» **Exercise objective**
In the listing below, lines with the string "instance" are to be counted; the number is the entire reply.

------------------------------------------------

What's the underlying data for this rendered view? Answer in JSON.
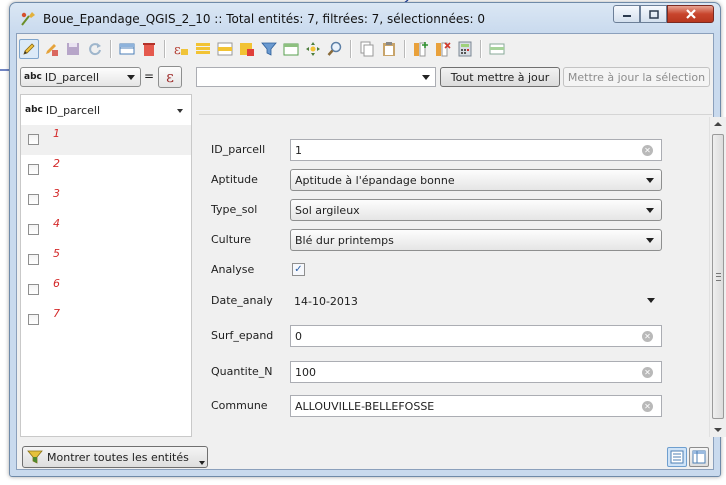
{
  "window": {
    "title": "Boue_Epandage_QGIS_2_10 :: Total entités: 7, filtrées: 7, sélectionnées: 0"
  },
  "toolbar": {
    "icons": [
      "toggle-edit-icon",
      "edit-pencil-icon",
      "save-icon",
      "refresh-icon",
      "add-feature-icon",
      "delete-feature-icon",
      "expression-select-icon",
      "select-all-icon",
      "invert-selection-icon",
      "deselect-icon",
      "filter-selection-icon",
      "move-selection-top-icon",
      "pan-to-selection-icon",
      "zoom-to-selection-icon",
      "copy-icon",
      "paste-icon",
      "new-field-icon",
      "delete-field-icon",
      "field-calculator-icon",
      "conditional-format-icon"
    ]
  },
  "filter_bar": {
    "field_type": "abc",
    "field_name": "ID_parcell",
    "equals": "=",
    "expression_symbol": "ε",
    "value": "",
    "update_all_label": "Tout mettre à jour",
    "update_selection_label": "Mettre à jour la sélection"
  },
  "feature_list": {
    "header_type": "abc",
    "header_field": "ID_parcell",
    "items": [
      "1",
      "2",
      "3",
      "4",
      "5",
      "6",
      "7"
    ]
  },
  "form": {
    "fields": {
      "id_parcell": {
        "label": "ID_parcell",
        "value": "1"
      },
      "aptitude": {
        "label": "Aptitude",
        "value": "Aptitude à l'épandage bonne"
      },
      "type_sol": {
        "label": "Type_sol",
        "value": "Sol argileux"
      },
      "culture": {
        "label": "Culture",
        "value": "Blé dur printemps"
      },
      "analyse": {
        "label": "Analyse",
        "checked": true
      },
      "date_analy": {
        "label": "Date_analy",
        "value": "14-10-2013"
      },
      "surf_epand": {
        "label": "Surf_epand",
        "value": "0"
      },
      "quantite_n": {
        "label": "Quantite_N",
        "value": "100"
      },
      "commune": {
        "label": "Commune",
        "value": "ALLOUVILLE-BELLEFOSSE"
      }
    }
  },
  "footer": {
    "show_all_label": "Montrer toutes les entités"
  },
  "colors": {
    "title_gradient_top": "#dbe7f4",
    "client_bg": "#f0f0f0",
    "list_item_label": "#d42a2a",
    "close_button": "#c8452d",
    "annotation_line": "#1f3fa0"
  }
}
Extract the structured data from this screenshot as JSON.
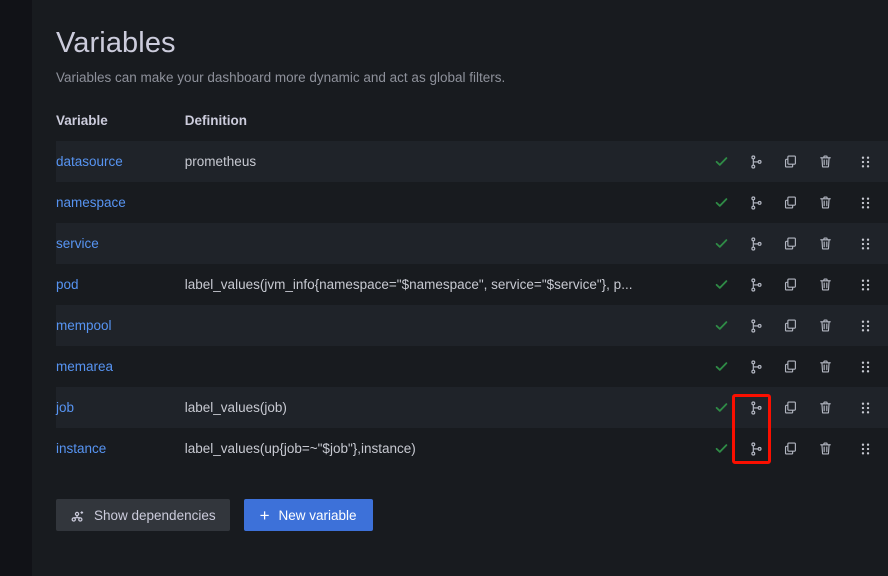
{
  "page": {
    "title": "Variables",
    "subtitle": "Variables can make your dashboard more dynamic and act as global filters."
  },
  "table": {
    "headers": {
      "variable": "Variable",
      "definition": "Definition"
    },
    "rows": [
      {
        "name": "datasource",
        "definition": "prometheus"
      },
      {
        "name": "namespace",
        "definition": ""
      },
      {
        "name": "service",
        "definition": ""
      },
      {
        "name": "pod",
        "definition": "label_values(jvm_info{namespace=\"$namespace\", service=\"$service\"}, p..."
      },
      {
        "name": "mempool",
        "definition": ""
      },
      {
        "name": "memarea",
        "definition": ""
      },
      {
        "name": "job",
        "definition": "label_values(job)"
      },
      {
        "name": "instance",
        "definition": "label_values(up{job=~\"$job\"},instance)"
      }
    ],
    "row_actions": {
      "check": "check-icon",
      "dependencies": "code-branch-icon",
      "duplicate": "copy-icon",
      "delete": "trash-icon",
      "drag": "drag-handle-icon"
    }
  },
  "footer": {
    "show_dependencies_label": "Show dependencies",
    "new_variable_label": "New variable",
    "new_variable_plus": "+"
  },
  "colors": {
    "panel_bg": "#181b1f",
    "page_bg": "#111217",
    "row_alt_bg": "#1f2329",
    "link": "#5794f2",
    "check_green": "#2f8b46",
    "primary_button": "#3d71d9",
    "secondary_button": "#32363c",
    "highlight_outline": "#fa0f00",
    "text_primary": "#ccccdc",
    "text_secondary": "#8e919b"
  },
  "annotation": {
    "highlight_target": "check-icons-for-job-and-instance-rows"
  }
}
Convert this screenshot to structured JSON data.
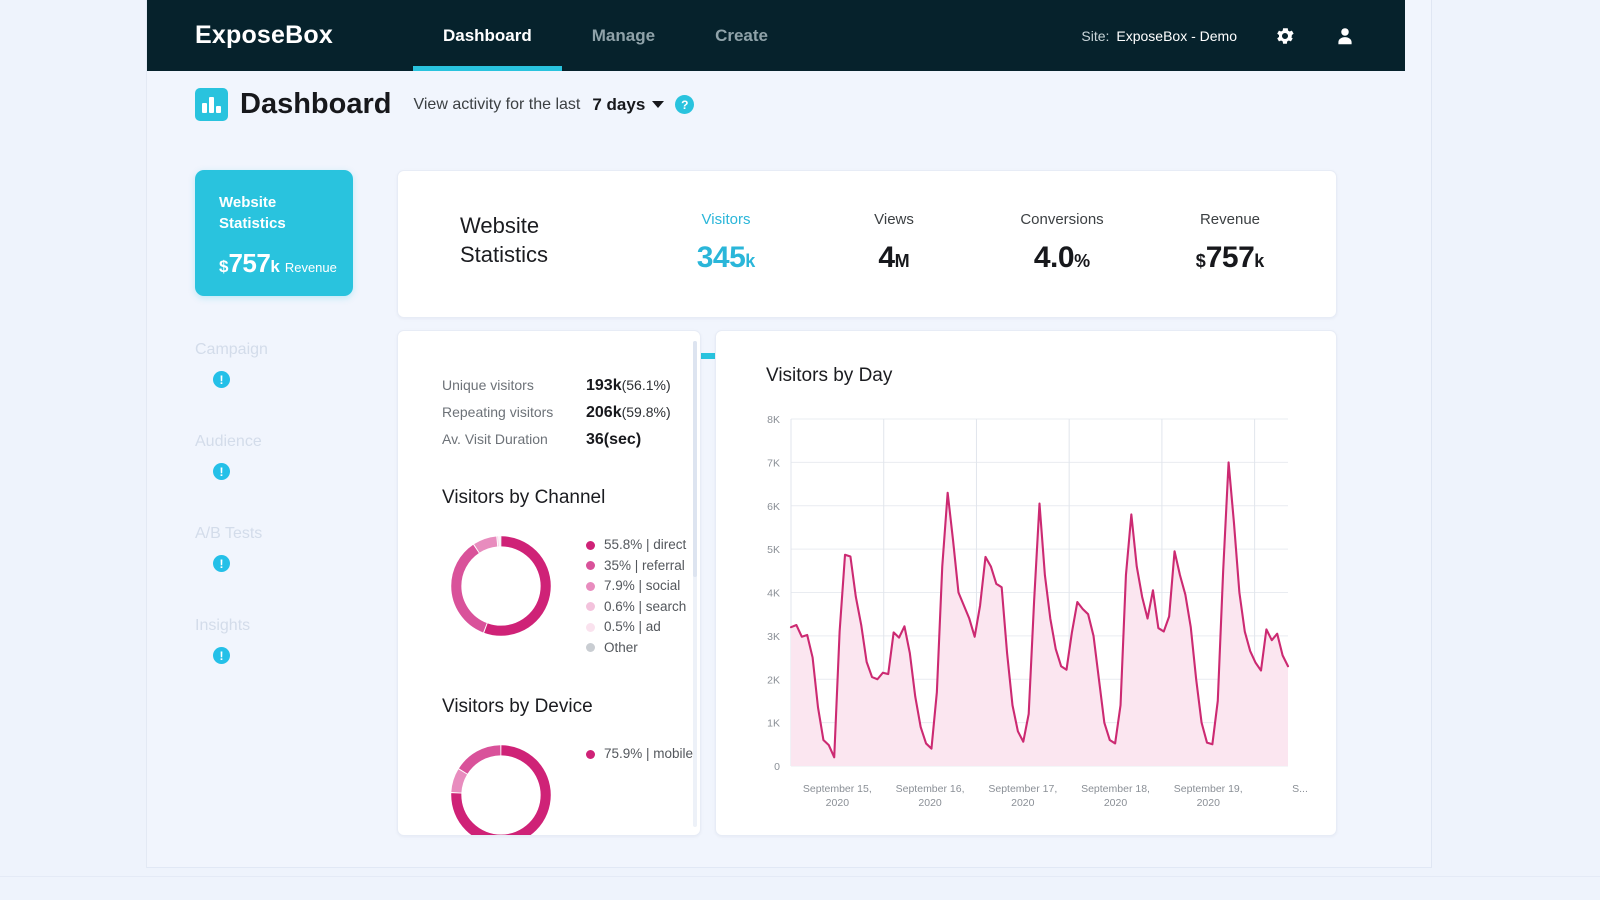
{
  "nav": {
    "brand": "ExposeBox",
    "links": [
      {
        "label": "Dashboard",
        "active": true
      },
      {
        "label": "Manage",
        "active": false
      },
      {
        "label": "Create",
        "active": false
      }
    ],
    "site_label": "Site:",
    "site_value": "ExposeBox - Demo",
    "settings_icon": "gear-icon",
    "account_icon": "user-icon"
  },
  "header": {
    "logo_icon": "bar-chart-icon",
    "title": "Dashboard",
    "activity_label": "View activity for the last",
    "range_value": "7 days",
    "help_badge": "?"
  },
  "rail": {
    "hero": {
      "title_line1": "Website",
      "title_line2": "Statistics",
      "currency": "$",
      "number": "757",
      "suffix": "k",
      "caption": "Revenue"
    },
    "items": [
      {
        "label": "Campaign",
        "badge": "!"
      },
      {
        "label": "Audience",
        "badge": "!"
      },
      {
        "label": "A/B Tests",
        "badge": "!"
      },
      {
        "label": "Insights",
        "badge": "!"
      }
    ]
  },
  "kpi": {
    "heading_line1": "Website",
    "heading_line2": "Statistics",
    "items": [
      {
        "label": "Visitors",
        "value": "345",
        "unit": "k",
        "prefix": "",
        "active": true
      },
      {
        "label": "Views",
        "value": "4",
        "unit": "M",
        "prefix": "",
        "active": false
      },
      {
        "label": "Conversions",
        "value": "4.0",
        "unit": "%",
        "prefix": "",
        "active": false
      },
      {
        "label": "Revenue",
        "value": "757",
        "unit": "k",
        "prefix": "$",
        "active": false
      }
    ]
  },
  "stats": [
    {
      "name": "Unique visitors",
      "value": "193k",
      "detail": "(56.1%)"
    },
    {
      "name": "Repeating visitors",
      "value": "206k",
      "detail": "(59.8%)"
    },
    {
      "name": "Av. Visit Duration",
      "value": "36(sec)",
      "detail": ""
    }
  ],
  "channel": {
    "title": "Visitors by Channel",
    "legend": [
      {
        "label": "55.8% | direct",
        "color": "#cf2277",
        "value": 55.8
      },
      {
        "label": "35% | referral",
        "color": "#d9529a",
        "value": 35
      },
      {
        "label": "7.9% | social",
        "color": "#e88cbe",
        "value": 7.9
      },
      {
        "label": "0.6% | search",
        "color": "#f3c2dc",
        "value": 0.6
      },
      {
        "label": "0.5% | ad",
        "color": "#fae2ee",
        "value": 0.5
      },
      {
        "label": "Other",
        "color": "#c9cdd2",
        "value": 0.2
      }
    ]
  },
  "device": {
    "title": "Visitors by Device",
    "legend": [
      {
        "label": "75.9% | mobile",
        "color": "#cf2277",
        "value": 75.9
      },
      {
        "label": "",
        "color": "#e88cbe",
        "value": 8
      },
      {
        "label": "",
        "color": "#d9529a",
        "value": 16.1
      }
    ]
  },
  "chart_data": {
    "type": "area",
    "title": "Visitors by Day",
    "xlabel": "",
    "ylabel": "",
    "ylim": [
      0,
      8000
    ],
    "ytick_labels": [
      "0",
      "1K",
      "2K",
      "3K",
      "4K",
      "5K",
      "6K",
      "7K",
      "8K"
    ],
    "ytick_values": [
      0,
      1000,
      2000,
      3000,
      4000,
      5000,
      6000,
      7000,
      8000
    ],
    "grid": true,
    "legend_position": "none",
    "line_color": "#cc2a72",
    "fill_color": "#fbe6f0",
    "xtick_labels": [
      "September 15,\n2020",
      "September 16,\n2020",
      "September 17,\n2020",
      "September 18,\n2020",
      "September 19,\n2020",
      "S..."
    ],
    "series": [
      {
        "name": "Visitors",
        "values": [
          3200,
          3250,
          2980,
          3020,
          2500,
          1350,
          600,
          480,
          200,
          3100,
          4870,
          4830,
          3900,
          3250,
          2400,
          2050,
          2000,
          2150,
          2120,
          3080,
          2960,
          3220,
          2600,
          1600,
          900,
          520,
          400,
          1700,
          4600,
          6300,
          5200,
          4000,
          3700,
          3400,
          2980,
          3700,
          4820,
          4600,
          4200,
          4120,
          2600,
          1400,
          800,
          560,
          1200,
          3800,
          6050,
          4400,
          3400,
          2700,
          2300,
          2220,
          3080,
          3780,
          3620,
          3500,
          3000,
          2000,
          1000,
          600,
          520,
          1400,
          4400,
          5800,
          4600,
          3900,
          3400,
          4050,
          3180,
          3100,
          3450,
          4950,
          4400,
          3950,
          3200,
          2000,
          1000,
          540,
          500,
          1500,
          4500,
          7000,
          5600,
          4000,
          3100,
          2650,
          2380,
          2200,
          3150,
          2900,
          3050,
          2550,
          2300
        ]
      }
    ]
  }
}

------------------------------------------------

» **Result of this exercise**
3